> _Task data_:
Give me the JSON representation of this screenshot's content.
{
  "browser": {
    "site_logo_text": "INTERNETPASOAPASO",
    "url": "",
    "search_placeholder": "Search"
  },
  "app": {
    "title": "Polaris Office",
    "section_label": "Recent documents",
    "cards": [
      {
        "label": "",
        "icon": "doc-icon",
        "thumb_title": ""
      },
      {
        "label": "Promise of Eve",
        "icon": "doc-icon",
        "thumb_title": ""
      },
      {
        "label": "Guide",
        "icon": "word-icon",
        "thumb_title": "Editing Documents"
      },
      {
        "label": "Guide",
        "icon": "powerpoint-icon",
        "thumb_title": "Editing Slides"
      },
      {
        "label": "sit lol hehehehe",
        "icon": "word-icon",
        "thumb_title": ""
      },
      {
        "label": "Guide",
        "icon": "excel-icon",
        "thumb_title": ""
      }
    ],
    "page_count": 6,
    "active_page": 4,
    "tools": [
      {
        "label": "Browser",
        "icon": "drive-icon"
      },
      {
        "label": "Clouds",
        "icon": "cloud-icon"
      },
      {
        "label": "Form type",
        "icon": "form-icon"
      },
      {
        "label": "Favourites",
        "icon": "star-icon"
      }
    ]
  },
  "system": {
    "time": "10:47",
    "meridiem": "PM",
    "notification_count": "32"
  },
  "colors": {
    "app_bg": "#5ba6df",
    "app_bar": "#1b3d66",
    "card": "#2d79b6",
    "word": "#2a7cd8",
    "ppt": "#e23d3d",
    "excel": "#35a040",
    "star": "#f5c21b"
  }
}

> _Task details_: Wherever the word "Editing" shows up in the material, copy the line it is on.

> _Result for this exercise_:
        "thumb_title": "Editing Documents"
        "thumb_title": "Editing Slides"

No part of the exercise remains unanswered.